_What to do_. Within the records, which lines hold the string "thumb"? Report each one by copying it.

:::::

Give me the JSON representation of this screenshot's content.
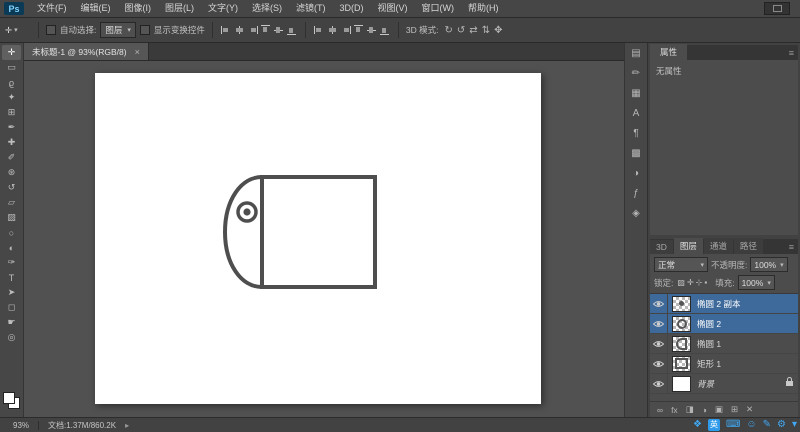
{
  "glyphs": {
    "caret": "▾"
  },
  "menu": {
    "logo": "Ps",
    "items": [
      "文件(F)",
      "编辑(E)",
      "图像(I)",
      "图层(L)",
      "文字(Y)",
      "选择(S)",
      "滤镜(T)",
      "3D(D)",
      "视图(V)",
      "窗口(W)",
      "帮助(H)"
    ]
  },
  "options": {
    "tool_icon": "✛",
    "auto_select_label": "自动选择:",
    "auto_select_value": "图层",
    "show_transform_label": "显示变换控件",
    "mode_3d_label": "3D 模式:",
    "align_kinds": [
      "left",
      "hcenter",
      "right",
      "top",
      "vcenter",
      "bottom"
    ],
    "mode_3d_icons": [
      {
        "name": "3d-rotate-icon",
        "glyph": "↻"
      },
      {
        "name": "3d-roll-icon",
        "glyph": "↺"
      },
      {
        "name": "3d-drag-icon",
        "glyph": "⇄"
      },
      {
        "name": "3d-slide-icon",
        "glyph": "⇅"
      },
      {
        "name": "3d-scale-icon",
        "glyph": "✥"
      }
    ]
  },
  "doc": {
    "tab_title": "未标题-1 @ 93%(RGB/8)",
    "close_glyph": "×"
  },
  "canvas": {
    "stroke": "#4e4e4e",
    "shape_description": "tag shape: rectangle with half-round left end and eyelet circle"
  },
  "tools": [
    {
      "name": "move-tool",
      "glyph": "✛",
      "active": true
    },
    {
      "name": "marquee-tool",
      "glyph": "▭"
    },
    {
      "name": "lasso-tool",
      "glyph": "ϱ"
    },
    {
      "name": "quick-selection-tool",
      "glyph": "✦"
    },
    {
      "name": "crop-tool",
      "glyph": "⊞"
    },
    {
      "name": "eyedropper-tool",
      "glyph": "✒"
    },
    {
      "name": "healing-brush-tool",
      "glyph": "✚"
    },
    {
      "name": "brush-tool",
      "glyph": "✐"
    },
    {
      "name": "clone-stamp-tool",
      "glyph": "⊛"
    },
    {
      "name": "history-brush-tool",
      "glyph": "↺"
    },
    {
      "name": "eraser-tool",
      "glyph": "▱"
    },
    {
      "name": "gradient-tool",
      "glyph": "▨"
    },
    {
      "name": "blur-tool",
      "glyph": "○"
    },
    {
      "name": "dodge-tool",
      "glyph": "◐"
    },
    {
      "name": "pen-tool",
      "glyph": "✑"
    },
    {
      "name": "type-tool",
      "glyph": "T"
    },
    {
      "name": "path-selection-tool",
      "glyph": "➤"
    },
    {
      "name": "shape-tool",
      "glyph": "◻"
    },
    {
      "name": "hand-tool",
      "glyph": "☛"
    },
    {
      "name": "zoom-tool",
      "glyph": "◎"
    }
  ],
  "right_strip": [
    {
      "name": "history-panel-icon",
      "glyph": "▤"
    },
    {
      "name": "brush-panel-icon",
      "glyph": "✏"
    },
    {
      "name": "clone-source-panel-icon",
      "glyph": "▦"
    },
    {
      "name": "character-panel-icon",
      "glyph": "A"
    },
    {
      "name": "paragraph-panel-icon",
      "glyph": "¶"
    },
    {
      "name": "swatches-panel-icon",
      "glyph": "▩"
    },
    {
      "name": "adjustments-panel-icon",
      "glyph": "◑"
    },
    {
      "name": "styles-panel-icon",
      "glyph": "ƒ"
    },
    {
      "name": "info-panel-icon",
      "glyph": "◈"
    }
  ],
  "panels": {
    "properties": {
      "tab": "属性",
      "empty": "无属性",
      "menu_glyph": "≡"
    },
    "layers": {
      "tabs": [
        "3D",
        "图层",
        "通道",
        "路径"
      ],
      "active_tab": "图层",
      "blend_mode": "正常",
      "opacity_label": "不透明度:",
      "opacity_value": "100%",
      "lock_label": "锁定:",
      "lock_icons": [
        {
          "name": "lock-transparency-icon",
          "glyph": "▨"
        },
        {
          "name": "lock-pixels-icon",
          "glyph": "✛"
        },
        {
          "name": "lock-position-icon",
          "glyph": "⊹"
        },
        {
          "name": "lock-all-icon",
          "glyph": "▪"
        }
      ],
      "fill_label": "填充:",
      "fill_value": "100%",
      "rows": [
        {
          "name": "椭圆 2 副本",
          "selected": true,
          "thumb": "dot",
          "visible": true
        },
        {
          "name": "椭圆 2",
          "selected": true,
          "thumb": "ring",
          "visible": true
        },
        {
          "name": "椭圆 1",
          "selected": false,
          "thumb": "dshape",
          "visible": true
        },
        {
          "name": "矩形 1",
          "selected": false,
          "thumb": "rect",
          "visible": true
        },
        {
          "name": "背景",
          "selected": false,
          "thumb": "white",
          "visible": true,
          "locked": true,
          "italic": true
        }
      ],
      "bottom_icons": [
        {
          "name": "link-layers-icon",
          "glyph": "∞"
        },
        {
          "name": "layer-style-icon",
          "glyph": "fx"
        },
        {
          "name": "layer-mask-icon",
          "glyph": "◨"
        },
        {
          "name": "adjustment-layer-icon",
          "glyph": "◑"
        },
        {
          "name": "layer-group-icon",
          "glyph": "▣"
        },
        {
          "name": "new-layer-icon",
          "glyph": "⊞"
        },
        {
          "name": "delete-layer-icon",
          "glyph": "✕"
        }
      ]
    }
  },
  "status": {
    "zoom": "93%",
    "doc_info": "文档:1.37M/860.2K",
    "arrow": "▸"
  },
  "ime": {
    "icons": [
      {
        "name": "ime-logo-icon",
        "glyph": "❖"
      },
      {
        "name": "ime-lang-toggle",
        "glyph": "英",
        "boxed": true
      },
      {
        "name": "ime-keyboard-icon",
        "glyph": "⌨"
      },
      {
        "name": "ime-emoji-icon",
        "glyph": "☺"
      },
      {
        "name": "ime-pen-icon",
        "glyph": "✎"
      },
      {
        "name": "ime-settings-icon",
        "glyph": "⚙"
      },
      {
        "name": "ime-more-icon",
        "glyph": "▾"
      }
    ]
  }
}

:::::

_Output for this task_.
          "thumb": "dot",
          "thumb": "ring",
          "thumb": "dshape",
          "thumb": "rect",
          "thumb": "white",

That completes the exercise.